* **Task requirements**:
Set down each entry as it stands. Skip the pictures.

START Given data

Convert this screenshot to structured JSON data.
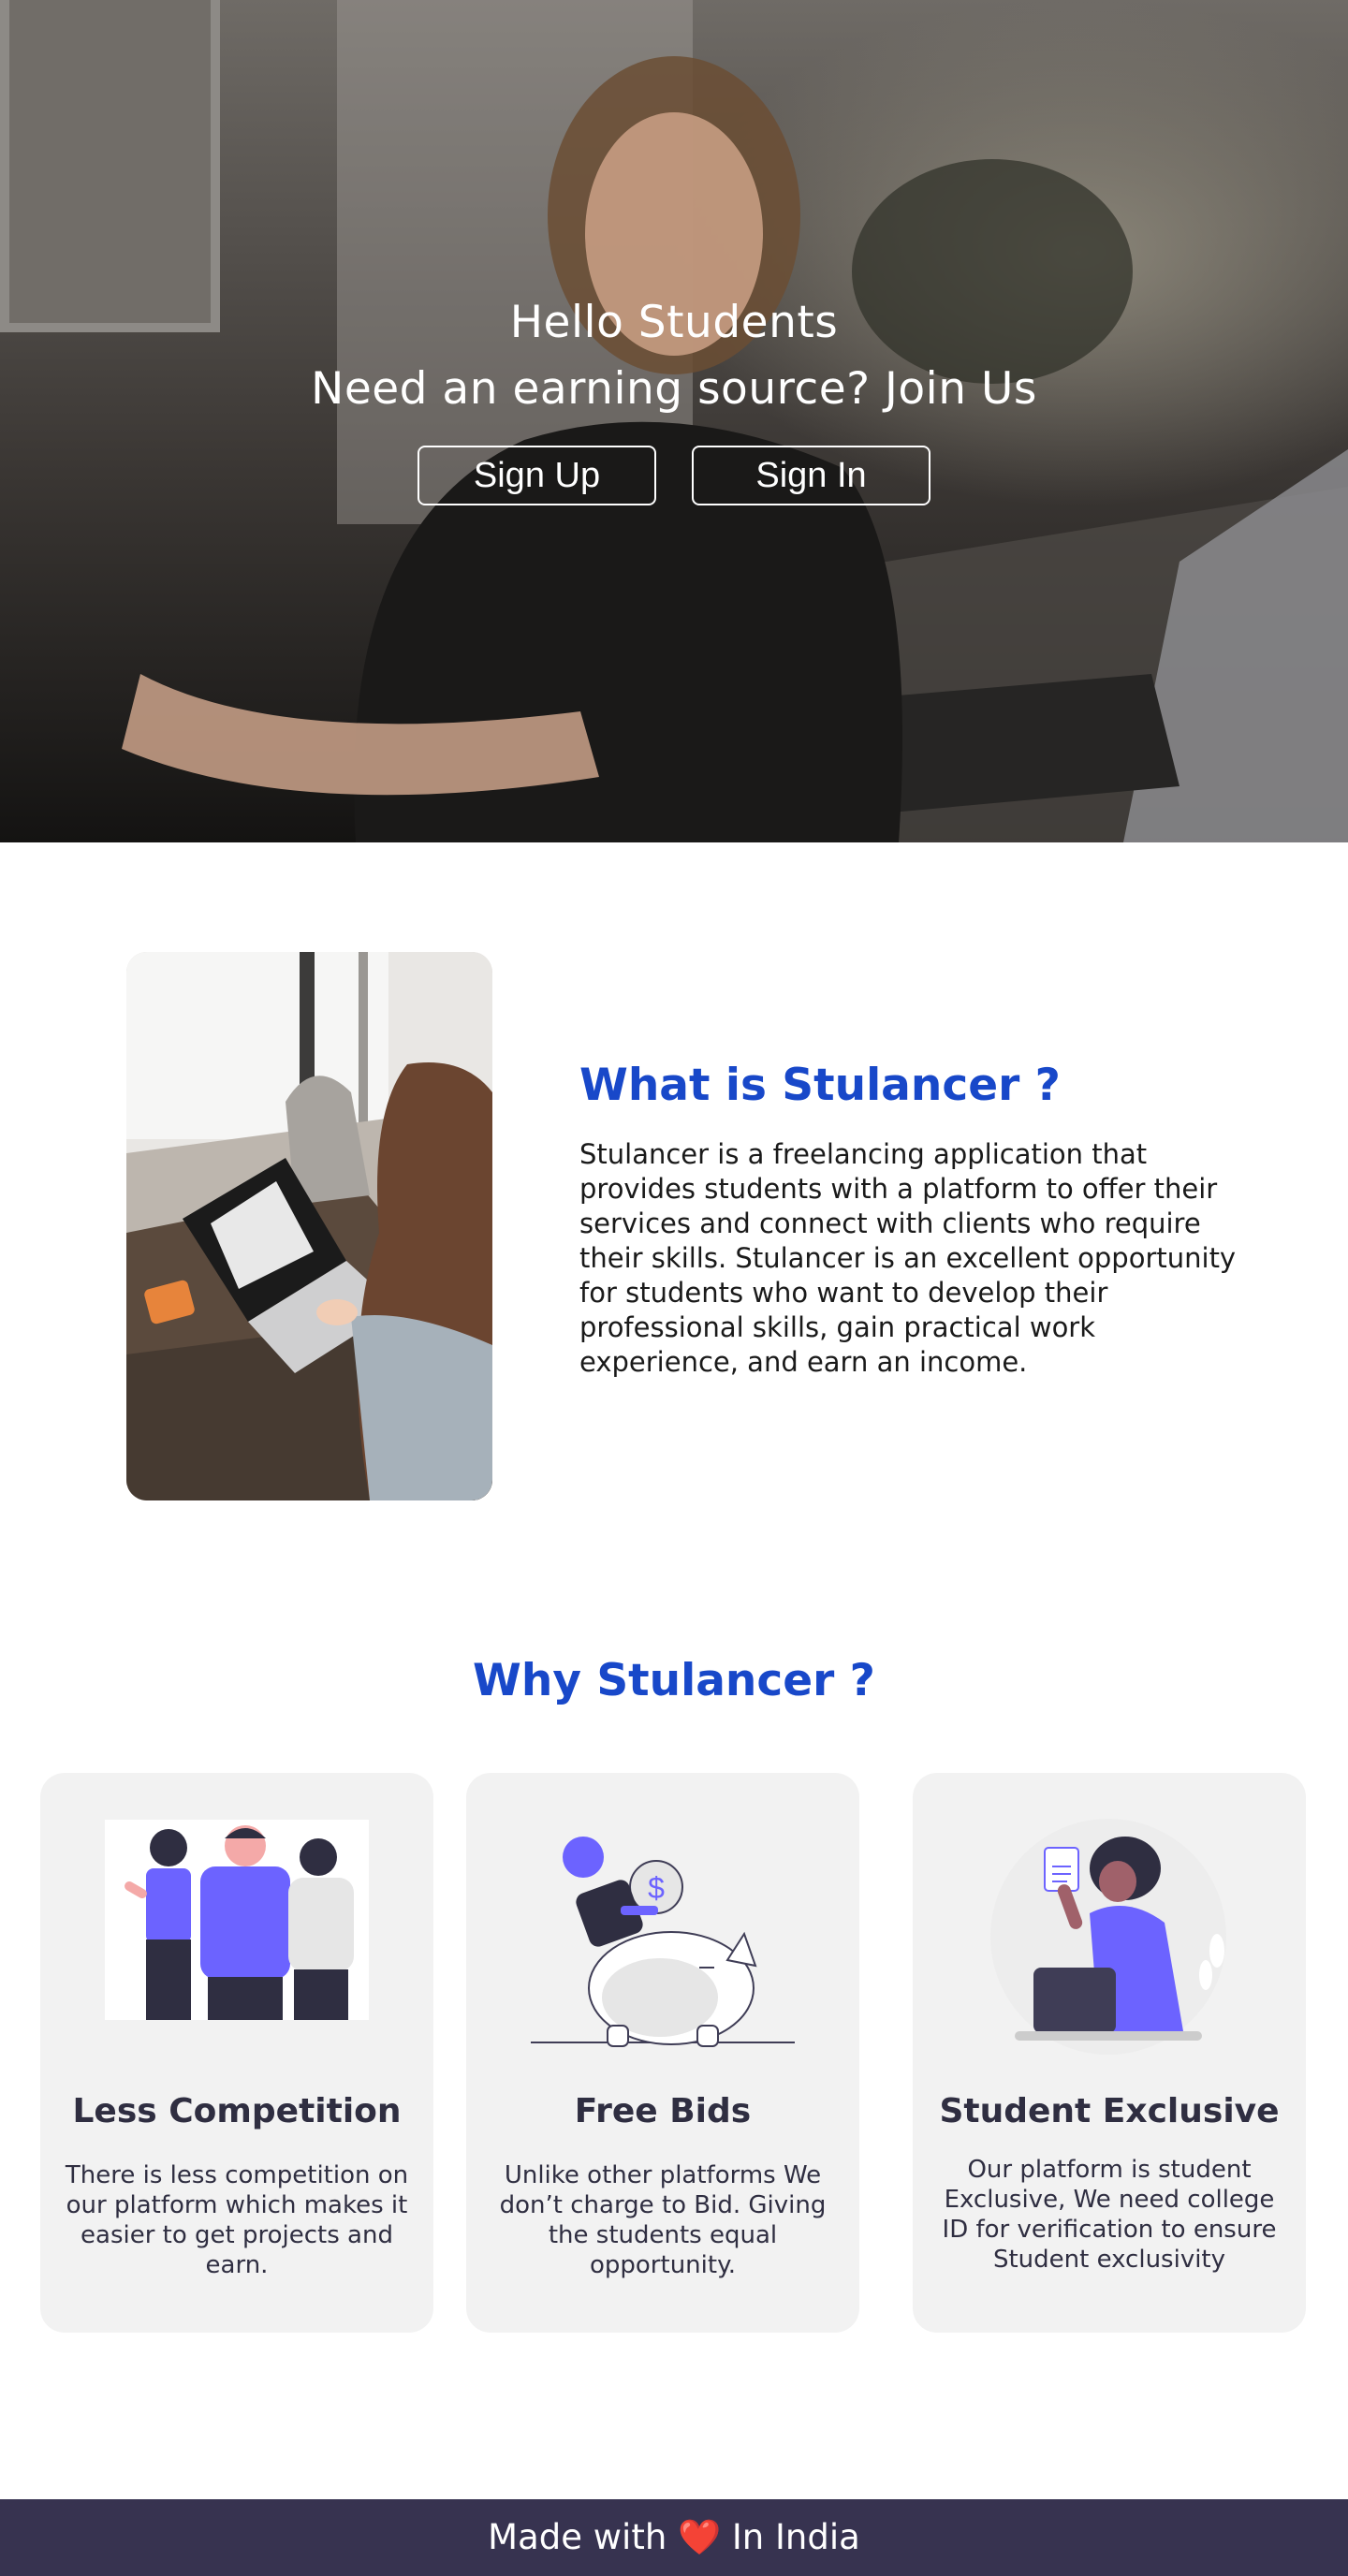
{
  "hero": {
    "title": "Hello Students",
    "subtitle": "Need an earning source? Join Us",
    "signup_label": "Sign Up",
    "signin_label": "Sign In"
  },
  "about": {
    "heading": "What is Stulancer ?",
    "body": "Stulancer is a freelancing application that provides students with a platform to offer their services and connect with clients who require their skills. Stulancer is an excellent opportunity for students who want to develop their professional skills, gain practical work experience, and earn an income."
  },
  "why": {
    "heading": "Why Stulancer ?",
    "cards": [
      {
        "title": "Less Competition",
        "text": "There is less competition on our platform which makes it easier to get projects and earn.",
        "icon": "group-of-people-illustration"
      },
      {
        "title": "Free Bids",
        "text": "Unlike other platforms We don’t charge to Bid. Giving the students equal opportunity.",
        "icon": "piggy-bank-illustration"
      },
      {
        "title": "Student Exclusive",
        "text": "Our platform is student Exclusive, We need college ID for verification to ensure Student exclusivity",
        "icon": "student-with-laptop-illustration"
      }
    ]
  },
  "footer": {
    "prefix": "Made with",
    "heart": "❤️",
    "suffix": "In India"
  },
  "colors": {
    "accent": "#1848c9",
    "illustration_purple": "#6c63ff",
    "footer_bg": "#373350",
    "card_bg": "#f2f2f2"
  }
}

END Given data

* **Solution**:
Convert this screenshot to structured JSON data.
{
  "hero": {
    "title": "Hello Students",
    "subtitle": "Need an earning source? Join Us",
    "signup_label": "Sign Up",
    "signin_label": "Sign In"
  },
  "about": {
    "heading": "What is Stulancer ?",
    "body": "Stulancer is a freelancing application that provides students with a platform to offer their services and connect with clients who require their skills. Stulancer is an excellent opportunity for students who want to develop their professional skills, gain practical work experience, and earn an income."
  },
  "why": {
    "heading": "Why Stulancer ?",
    "cards": [
      {
        "title": "Less Competition",
        "text": "There is less competition on our platform which makes it easier to get projects and earn.",
        "icon": "group-of-people-illustration"
      },
      {
        "title": "Free Bids",
        "text": "Unlike other platforms We don’t charge to Bid. Giving the students equal opportunity.",
        "icon": "piggy-bank-illustration"
      },
      {
        "title": "Student Exclusive",
        "text": "Our platform is student Exclusive, We need college ID for verification to ensure Student exclusivity",
        "icon": "student-with-laptop-illustration"
      }
    ]
  },
  "footer": {
    "prefix": "Made with",
    "heart": "❤️",
    "suffix": "In India"
  },
  "colors": {
    "accent": "#1848c9",
    "illustration_purple": "#6c63ff",
    "footer_bg": "#373350",
    "card_bg": "#f2f2f2"
  }
}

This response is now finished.